* **Task to carry out**:
Copy each line of the entries that contains the word "snapshot".
========
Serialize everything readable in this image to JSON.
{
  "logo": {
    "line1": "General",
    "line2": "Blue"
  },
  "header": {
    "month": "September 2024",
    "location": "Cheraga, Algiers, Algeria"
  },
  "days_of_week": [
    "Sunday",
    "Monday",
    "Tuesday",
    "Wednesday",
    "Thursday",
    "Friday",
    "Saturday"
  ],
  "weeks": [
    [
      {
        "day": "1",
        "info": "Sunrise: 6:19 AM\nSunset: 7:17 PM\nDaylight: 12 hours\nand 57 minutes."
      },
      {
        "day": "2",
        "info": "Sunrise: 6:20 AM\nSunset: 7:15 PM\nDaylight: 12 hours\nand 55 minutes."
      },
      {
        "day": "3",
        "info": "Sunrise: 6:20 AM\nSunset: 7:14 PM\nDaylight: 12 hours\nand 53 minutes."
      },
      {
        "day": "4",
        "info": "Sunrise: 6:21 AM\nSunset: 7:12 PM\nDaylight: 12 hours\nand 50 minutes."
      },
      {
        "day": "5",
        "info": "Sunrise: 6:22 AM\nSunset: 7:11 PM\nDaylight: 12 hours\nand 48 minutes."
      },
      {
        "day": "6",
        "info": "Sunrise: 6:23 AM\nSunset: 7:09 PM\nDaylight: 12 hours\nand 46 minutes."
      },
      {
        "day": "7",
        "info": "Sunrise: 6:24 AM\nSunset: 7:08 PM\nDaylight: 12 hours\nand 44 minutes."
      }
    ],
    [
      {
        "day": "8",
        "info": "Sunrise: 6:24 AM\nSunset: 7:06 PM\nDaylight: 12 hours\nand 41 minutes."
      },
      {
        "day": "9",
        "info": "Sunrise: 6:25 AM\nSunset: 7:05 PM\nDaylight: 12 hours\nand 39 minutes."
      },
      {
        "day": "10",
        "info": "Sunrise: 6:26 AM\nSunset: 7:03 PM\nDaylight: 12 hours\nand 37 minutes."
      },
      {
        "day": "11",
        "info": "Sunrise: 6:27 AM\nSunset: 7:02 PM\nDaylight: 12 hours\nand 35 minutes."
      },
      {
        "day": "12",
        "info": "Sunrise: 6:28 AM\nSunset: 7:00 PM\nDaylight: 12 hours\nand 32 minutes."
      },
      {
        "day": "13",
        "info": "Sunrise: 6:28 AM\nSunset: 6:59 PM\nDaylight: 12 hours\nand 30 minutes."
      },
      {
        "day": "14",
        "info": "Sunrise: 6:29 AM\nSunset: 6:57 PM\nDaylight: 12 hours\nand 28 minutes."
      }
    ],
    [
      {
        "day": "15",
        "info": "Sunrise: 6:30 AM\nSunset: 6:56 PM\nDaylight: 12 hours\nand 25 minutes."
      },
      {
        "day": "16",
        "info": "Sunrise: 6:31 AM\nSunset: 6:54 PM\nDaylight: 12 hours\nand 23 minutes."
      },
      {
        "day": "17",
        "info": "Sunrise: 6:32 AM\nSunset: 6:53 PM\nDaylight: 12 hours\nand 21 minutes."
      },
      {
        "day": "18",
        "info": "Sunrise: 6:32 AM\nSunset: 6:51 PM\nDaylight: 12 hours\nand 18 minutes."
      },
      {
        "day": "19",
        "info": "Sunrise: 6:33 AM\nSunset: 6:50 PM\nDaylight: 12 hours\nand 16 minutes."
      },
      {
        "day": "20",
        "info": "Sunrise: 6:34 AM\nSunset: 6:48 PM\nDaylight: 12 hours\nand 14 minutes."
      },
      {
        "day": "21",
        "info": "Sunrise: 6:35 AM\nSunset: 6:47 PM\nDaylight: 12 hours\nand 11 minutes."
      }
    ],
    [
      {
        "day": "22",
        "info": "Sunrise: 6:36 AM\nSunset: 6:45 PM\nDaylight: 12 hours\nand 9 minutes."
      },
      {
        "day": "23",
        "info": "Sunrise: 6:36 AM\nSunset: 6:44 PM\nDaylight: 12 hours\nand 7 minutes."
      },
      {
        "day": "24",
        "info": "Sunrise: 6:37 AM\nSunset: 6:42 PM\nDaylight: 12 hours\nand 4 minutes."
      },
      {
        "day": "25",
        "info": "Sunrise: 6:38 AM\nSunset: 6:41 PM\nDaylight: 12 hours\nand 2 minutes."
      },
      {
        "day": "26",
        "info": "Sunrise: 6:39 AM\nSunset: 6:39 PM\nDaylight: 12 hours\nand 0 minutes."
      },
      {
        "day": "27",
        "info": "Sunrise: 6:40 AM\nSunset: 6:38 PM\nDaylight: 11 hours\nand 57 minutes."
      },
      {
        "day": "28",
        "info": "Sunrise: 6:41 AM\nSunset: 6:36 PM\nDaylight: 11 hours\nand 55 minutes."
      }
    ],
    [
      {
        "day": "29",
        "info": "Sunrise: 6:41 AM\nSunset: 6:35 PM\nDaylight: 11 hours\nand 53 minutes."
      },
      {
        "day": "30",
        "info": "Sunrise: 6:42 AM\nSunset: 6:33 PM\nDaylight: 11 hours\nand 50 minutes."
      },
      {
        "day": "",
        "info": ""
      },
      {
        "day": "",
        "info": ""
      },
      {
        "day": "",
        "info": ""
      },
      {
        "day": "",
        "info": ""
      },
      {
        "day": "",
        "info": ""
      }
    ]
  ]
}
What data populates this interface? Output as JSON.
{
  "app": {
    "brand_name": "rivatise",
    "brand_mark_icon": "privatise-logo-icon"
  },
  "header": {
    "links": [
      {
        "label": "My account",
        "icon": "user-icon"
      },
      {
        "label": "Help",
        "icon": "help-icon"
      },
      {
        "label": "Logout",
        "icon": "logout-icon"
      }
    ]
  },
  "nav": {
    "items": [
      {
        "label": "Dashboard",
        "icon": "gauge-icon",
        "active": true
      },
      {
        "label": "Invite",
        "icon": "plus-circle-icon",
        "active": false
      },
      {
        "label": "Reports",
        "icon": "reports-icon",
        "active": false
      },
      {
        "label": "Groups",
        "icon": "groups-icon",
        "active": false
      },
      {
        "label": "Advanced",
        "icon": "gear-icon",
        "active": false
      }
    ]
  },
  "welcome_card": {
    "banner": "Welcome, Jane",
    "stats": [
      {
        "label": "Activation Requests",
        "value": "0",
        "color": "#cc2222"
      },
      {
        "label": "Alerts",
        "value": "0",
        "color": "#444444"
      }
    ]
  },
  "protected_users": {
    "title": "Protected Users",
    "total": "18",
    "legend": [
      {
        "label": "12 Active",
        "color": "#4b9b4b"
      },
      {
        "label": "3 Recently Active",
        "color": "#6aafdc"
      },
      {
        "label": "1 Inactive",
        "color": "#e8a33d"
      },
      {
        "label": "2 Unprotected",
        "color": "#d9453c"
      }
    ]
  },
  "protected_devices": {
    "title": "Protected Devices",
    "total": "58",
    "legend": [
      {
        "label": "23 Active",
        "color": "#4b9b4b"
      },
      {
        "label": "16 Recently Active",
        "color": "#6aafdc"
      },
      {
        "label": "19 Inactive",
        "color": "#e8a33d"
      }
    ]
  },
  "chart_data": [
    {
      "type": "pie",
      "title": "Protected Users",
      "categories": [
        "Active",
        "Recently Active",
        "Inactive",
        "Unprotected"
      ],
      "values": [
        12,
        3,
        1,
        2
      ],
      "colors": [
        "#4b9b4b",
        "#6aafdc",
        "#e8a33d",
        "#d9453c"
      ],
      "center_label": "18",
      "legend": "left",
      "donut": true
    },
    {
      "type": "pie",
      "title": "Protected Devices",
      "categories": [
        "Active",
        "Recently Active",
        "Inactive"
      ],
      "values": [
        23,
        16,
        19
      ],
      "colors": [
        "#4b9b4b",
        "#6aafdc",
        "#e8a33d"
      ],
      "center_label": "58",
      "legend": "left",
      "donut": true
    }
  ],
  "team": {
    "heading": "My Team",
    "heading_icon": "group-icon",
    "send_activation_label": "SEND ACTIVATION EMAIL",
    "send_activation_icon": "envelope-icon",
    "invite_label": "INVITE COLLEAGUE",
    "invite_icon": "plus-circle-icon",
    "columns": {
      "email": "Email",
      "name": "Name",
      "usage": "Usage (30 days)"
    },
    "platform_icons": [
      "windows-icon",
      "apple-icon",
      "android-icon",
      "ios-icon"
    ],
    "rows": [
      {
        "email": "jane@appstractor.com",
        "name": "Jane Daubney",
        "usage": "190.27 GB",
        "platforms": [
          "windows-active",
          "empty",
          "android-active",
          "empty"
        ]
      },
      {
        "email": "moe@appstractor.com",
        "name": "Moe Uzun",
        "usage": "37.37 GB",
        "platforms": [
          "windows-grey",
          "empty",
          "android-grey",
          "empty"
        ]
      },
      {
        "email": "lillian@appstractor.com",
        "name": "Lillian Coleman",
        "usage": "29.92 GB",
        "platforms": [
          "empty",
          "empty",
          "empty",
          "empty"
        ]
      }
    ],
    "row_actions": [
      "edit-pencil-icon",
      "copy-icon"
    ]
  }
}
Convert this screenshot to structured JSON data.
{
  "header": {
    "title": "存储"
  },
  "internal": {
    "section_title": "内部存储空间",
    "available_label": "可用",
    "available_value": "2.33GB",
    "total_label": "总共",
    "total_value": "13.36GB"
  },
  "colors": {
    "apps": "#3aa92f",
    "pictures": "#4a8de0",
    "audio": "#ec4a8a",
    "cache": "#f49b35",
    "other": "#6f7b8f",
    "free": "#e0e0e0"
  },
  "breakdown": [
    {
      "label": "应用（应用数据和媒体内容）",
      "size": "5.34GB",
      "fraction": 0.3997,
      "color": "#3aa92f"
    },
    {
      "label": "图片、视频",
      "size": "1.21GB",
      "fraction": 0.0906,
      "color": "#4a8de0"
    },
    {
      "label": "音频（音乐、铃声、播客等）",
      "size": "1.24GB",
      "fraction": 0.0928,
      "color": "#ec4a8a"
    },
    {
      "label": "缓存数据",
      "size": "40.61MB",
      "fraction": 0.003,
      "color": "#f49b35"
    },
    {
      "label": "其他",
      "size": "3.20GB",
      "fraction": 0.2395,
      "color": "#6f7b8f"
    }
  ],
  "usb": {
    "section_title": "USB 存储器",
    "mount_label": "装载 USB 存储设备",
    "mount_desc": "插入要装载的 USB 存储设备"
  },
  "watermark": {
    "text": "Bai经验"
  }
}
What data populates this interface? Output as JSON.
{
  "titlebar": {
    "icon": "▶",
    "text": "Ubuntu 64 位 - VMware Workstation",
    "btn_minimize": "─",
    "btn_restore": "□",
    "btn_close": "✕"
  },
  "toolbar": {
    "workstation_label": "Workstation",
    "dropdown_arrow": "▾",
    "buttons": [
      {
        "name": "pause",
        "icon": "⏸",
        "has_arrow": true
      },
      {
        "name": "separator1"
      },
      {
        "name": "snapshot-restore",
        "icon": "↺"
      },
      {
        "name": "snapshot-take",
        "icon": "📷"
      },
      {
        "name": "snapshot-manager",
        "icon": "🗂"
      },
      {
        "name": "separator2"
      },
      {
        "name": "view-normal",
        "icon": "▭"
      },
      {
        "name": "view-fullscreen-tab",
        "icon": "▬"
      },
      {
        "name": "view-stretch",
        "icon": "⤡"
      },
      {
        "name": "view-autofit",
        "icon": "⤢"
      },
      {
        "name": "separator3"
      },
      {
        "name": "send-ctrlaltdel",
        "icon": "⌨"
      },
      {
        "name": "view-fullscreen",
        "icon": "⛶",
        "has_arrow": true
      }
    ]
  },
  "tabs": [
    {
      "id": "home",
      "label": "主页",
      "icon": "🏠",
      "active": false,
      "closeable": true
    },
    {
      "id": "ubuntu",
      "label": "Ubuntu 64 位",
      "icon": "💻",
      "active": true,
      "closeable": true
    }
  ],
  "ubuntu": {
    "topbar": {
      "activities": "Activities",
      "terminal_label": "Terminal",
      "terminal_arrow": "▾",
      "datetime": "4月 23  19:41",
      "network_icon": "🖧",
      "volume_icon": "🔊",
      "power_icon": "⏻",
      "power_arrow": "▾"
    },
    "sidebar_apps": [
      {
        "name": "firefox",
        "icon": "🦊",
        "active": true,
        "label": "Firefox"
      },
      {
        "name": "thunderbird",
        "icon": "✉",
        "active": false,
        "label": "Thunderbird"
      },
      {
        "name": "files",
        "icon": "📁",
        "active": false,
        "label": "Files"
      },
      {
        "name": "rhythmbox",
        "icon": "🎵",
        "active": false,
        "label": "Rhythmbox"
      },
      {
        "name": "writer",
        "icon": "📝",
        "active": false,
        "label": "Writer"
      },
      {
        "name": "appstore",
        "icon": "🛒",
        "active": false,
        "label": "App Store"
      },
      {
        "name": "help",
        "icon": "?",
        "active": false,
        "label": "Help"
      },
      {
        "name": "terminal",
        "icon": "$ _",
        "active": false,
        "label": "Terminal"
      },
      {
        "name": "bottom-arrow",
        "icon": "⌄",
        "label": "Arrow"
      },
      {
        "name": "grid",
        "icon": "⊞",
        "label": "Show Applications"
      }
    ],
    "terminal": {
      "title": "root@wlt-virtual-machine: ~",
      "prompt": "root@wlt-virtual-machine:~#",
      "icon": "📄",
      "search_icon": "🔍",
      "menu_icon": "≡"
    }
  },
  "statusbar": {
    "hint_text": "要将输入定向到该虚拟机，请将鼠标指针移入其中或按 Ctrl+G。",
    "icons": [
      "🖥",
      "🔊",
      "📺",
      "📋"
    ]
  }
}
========
* **Answer below**:
        "name": "snapshot-restore",
        "name": "snapshot-take",
        "name": "snapshot-manager",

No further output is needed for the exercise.